The Ministry of Defence is considering a cost-cutting proposal to scrap the Royal Fleet Auxilliary, reports the Portsmouth Evening News.
This is understood to be as a result of pressure from the Treasury, who have pressed the MOD into coming up with options for saving money. The RFA is the logistics lifeline of the Navy, providing fuel, food, stores and ammunitionto warships around the globe. It consists of 16 ships – tankers, stores ships, landing ships, a hospital ship and a repair ship.
The Navy believes that it could save money by using civilian oil tankers and supply ships instead of having its own supply arm. It has already shrunk considerably since the Falklands War.
This would undoubtedly save money in the short term. Replacement ships would be chartered, saving money on construction.
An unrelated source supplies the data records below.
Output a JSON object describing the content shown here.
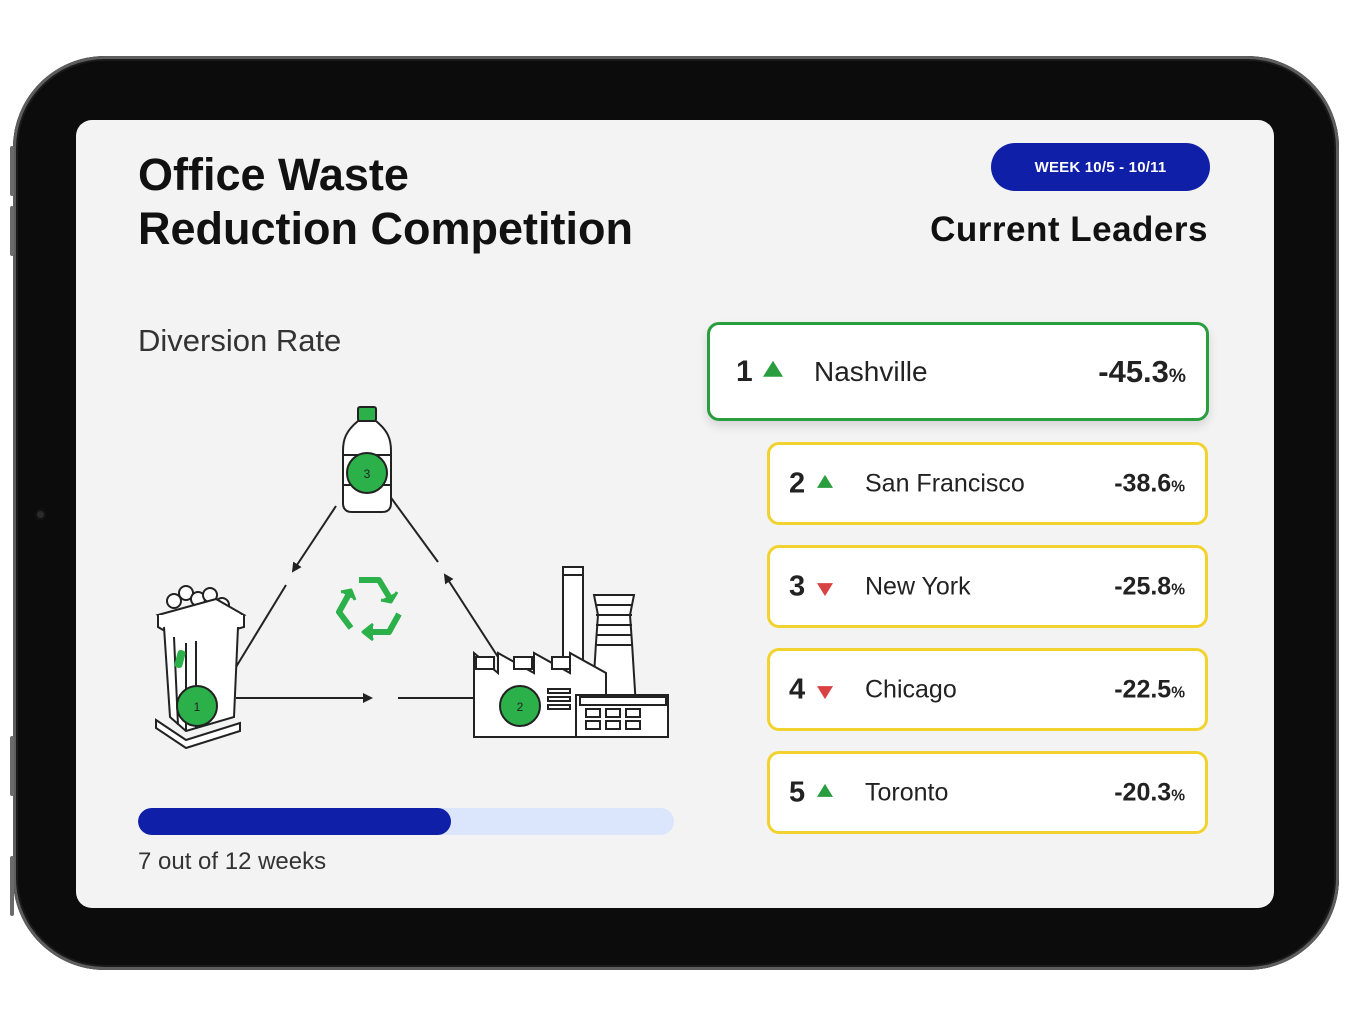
{
  "header": {
    "title_line1": "Office Waste",
    "title_line2": "Reduction Competition",
    "week_badge": "WEEK 10/5 - 10/11",
    "leaders_title": "Current Leaders"
  },
  "diversion": {
    "label": "Diversion Rate",
    "step_labels": [
      "1",
      "2",
      "3"
    ],
    "progress": {
      "completed_weeks": 7,
      "total_weeks": 12,
      "label": "7 out of 12 weeks"
    }
  },
  "leaders": [
    {
      "rank": "1",
      "trend": "up",
      "city": "Nashville",
      "value": "-45.3",
      "unit": "%"
    },
    {
      "rank": "2",
      "trend": "up",
      "city": "San Francisco",
      "value": "-38.6",
      "unit": "%"
    },
    {
      "rank": "3",
      "trend": "down",
      "city": "New York",
      "value": "-25.8",
      "unit": "%"
    },
    {
      "rank": "4",
      "trend": "down",
      "city": "Chicago",
      "value": "-22.5",
      "unit": "%"
    },
    {
      "rank": "5",
      "trend": "up",
      "city": "Toronto",
      "value": "-20.3",
      "unit": "%"
    }
  ],
  "colors": {
    "accent_blue": "#0f1fa8",
    "progress_track": "#dbe5fb",
    "leader_border": "#2a9d3f",
    "card_border": "#f1d22e",
    "trend_up": "#2a9d3f",
    "trend_down": "#d94242",
    "recycle_green": "#2bb04a"
  },
  "icons": [
    "bottle-icon",
    "trash-bin-icon",
    "factory-icon",
    "recycle-icon",
    "trend-up-icon",
    "trend-down-icon"
  ]
}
On the other hand the cost of leasing ships over their lifetime would probably be more than the cost of building them. Also, there would be added complications when the RFA go to war, with regard to insurance and their civilian status. Replacement ships would probably be registered in Panama or Liberia, and with foreign crews.
The RFA are also specialists in their field. It is not simply a case of transporting fuel and supplies the same as civilian ships. The RFA are fully trained to operate under wartime conditions, and to working with warships. Especially in the art of Replenishment at Sea (RAS). There is nothing wrong with saving money, but not at the cost of fighting effectiveness.
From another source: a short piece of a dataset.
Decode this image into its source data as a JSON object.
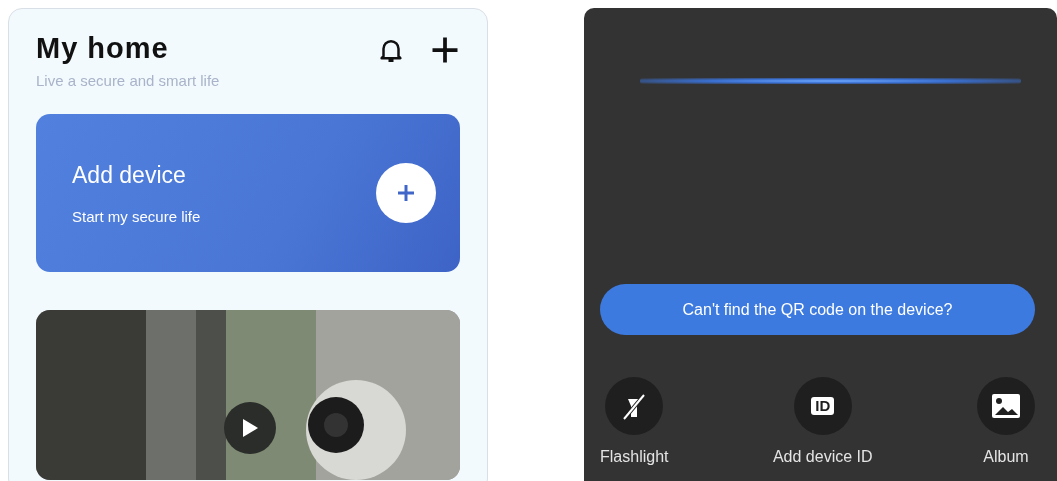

Portsmouth South MP Mike Hancock, who sits on the Commons defence committee, said it would be ‘completely detrimental to the navy’s ability to do its job’. He went on, ‘I’m fully behind the RFA because they have decades of experience and they know what it takes to work well while under pressure of warfare,’ he said. ‘If you had private companies doing this job you would have the taxpayer shelling out premiums if they ever faced risk. It’s something that they think will make a quick win, but it’s really clutching at straws.’
This is probably yet another sign that our Defence policy is Treasury-driven. More news is expected in several months time when the MOD is to present a pre-budget report.